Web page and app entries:
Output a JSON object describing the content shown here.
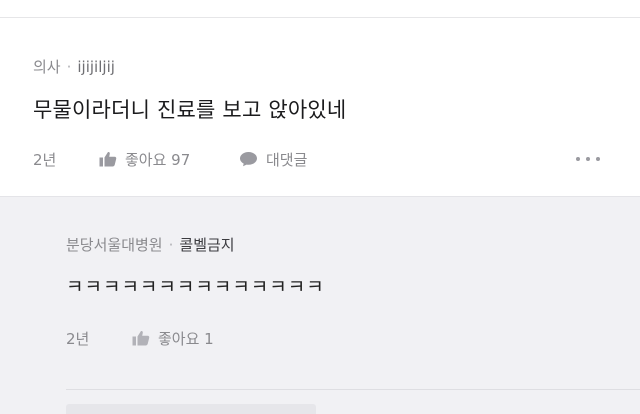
{
  "comment": {
    "author_label": "의사",
    "separator": "·",
    "nickname": "ijijiljij",
    "text": "무물이라더니 진료를 보고 앉아있네",
    "time": "2년",
    "like_label": "좋아요 97",
    "reply_label": "대댓글",
    "more_icon": "more-dots-icon"
  },
  "reply": {
    "author_label": "분당서울대병원",
    "separator": "·",
    "nickname": "콜벨금지",
    "text": "ㅋㅋㅋㅋㅋㅋㅋㅋㅋㅋㅋㅋㅋㅋ",
    "time": "2년",
    "like_label": "좋아요 1"
  },
  "colors": {
    "page_bg": "#ffffff",
    "reply_bg": "#f1f1f4",
    "muted_text": "#8a8a8e",
    "icon": "#9a9aa0"
  }
}
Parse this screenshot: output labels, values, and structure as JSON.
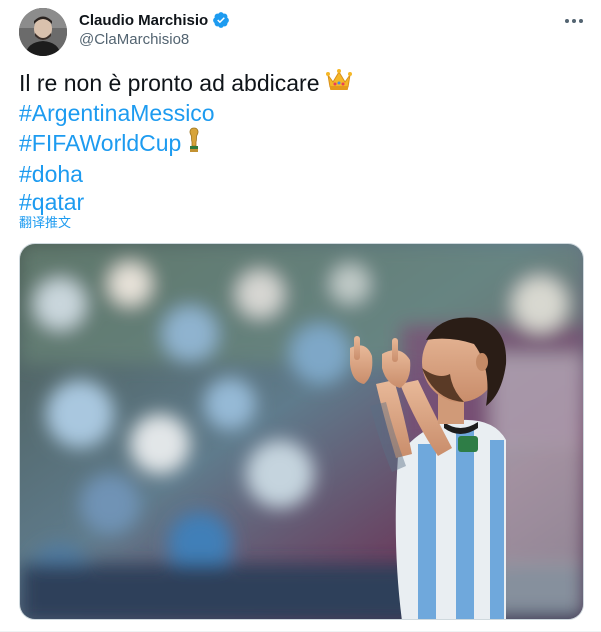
{
  "author": {
    "display_name": "Claudio Marchisio",
    "handle": "@ClaMarchisio8",
    "verified": true,
    "verified_color": "#1d9bf0"
  },
  "tweet": {
    "lines": [
      {
        "text": "Il re non è pronto ad abdicare",
        "type": "text",
        "emoji": "crown-emoji"
      },
      {
        "text": "#ArgentinaMessico",
        "type": "hashtag"
      },
      {
        "text": "#FIFAWorldCup",
        "type": "hashtag",
        "emoji": "world-cup-trophy-emoji"
      },
      {
        "text": "#doha",
        "type": "hashtag"
      },
      {
        "text": "#qatar",
        "type": "hashtag"
      }
    ],
    "translate_label": "翻译推文"
  },
  "media": {
    "kind": "photo",
    "icon": "photo-of-player-pointing-skyward"
  },
  "colors": {
    "link": "#1d9bf0",
    "text": "#0f1419",
    "secondary": "#536471"
  },
  "icons": {
    "more": "more-dots-icon",
    "verified": "verified-badge-icon"
  }
}
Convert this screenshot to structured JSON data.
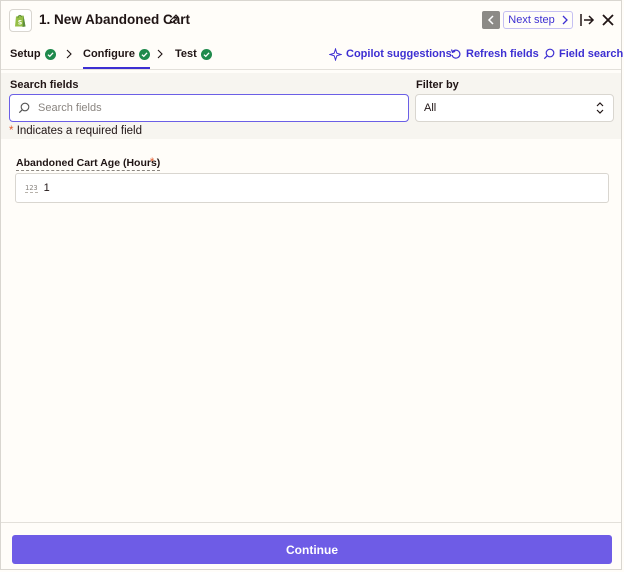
{
  "header": {
    "title": "1. New Abandoned Cart",
    "next_step_label": "Next step"
  },
  "steps": [
    {
      "label": "Setup"
    },
    {
      "label": "Configure"
    },
    {
      "label": "Test"
    }
  ],
  "tools": {
    "copilot": "Copilot suggestions",
    "refresh": "Refresh fields",
    "field_search": "Field search"
  },
  "filters": {
    "search_label": "Search fields",
    "search_placeholder": "Search fields",
    "filter_label": "Filter by",
    "filter_value": "All",
    "required_note": "Indicates a required field"
  },
  "field": {
    "label": "Abandoned Cart Age (Hours)",
    "type_icon": "123",
    "value": "1"
  },
  "footer": {
    "continue_label": "Continue"
  },
  "colors": {
    "accent": "#3d2fd2",
    "button": "#6e5ce6",
    "check": "#1f8a4c",
    "required": "#e35a2c"
  }
}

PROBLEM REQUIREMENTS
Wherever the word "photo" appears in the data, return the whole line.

ANSWER TO THIS PROBLEM
    "kind": "photo",
    "icon": "photo-of-player-pointing-skyward"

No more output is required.